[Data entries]
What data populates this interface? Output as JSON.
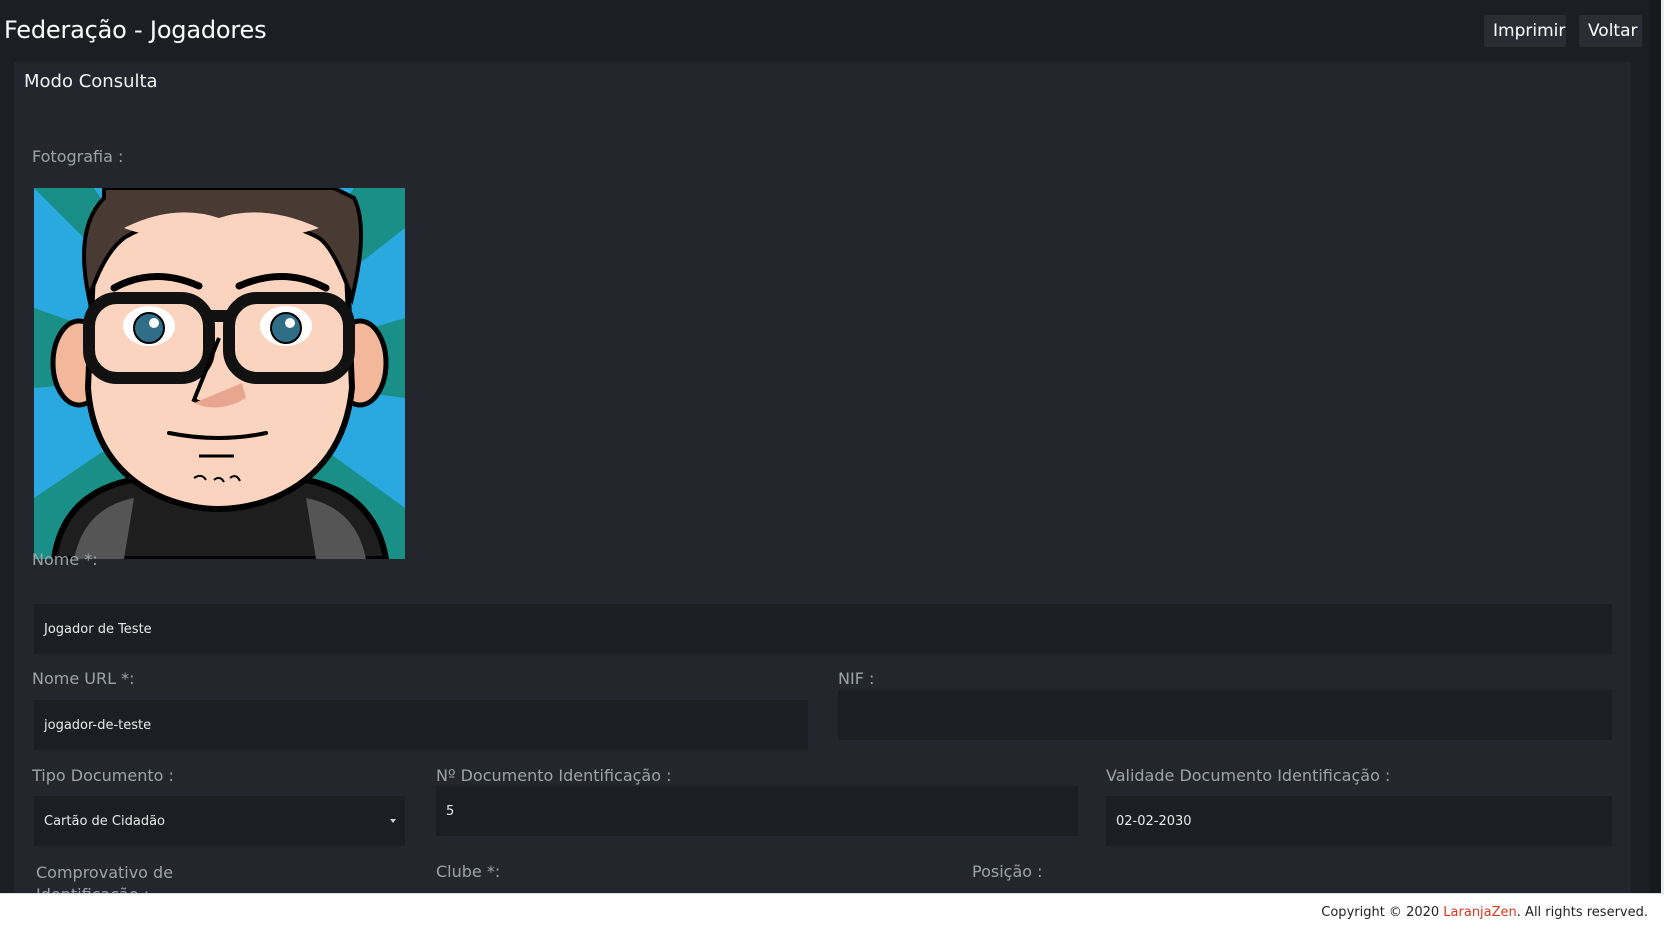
{
  "header": {
    "title": "Federação - Jogadores",
    "print_label": "Imprimir",
    "back_label": "Voltar"
  },
  "panel": {
    "title": "Modo Consulta"
  },
  "form": {
    "photo_label": "Fotografia :",
    "nome_label": "Nome *:",
    "nome_value": "Jogador de Teste",
    "nome_url_label": "Nome URL *:",
    "nome_url_value": "jogador-de-teste",
    "nif_label": "NIF :",
    "nif_value": "",
    "tipo_doc_label": "Tipo Documento :",
    "tipo_doc_value": "Cartão de Cidadão",
    "num_doc_label": "Nº Documento Identificação :",
    "num_doc_value": "5",
    "validade_label": "Validade Documento Identificação :",
    "validade_value": "02-02-2030",
    "comprovativo_label_line1": "Comprovativo de",
    "comprovativo_label_line2": "Identificação :",
    "clube_label": "Clube *:",
    "posicao_label": "Posição :"
  },
  "footer": {
    "prefix": "Copyright © 2020 ",
    "brand": "LaranjaZen",
    "suffix": ". All rights reserved."
  },
  "colors": {
    "background": "#1b1e23",
    "panel": "#23272d",
    "brand": "#d9381e"
  },
  "icons": {
    "select_caret": "caret-down-icon"
  }
}
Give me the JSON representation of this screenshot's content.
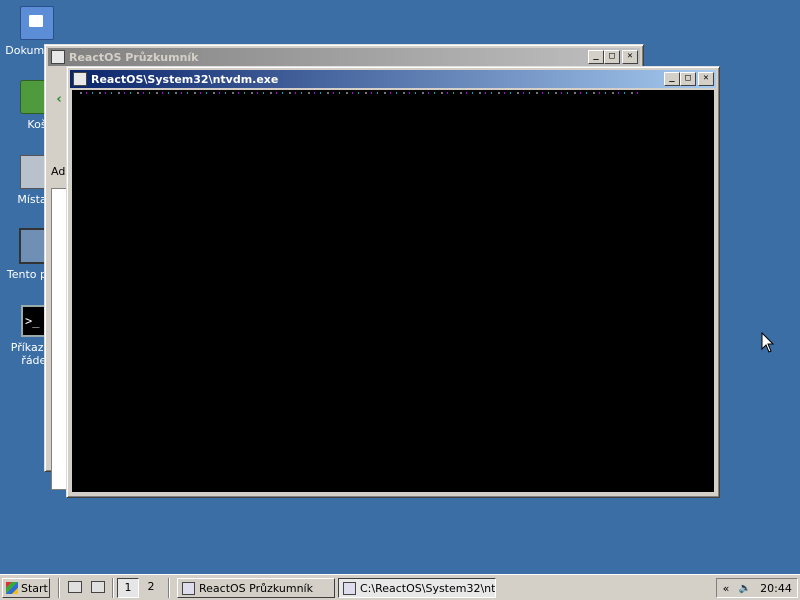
{
  "desktop": {
    "icons": [
      {
        "label": "Dokumenty",
        "icon": "my-documents-icon"
      },
      {
        "label": "Koš",
        "icon": "recycle-bin-icon"
      },
      {
        "label": "Místa v",
        "icon": "network-places-icon"
      },
      {
        "label": "Tento počít",
        "icon": "my-computer-icon"
      },
      {
        "label": "Příkazový řádek",
        "icon": "command-prompt-icon"
      }
    ]
  },
  "explorer": {
    "title": "ReactOS Průzkumník",
    "back_glyph": "‹",
    "address_label": "Ad"
  },
  "console": {
    "title": "ReactOS\\System32\\ntvdm.exe"
  },
  "controls": {
    "minimize": "_",
    "maximize": "□",
    "close": "✕"
  },
  "taskbar": {
    "start_label": "Start",
    "desktops": [
      "1",
      "2"
    ],
    "tasks": [
      {
        "label": "ReactOS Průzkumník",
        "pressed": false
      },
      {
        "label": "C:\\ReactOS\\System32\\nt...",
        "pressed": true
      }
    ],
    "tray": {
      "chevron": "«",
      "volume_glyph": "🔈",
      "clock": "20:44"
    }
  },
  "colors": {
    "desktop": "#3a6ea5",
    "active_title_start": "#0a246a",
    "active_title_end": "#a6caf0",
    "console_bg": "#000000"
  }
}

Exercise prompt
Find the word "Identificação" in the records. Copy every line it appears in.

Answer to this exercise
    "num_doc_label": "Nº Documento Identificação :",
    "validade_label": "Validade Documento Identificação :",
    "comprovativo_label_line2": "Identificação :",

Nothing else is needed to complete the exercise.